Future-proofing the healthcare industry
Technology is advancing at a rate of knots. And given that it’s hard enough for an individual to keep up with it, it’s no surprise business are struggling. To add to this, the healthcare industry is commonly known as being one of the slowest adopters of new technology. However, with increasingly fickle customers, rising costs and fierce competition, industry players can no longer afford to sit back and wait.
In order to future-proof itself, the industry needs to adopt a bold strategy and a new approach. To do this, it needs to move away from being a “disease-care system to a healthcare system”.1 This is where technology can play a crucial role, specifically through advancements in content and data storage, retrieval and analytics as well as automation through the use of machine learning and robotics process automation (RPA).
Using cloud as a safe and secure data storage technology and ensuring the data is quickly organized, managed and easily and readily accessible through Pragmatic Content Building and Data Encoding and Extraction platforms, the industry can help streamline and future-proof its processes to keep up with today’s technologically-evolving times.
Unlike current and traditional Optical Character Recognition (OCR) methods, these platforms can enable players to automatically capture structured and unstructured data from a number of sources and formats - both textual and non-textual. They can also analyze the data to provide valuable insights, leading to actionable intelligence. In fact, such tools improve performance, reduce manual input times and errors. Further, the speed and efficiency of being able to manipulate of all of this data can lead to reduced costs and can be implemented through both machine learning and RPA.

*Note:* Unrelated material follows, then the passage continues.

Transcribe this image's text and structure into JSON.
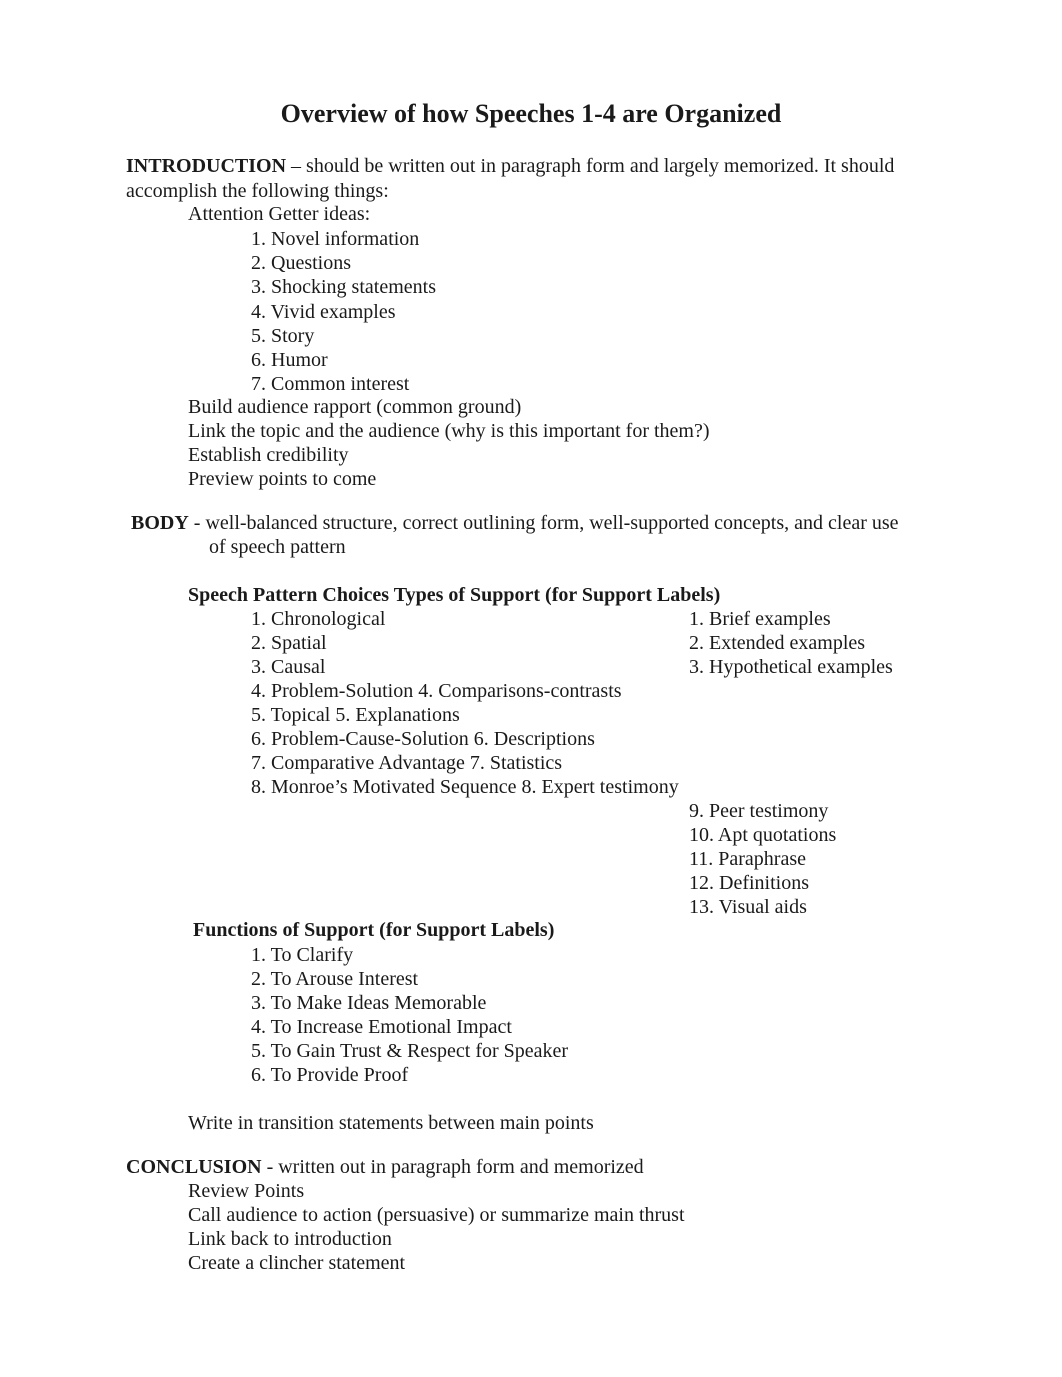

Machine learning can be used to leverage the healthcare industry to a higher level. It can help provide faster diagnostics through ‘deep learning’, which “contextualizes the imaging data by comparing it to large datasets of past images, and by analyzing ancillary clinical data, including clinical reports and laboratory studies.” 2
In addition to this, players can apply RPA to “rules-based, labor intensive and error prone processes in the healthcare revenue cycle…everything from patient registration to coding to claims to audit.” 3
Thus, it is apparent that the benefits of the industry looking further into certain technological adoptions are manifold. Players must be inclined to drop their traditional thinking methods and adapt to today’s changing times. In the long-run any investment in some of these new tools, platforms and methods will not only assist individual players but uplift the healthcare industry as a whole.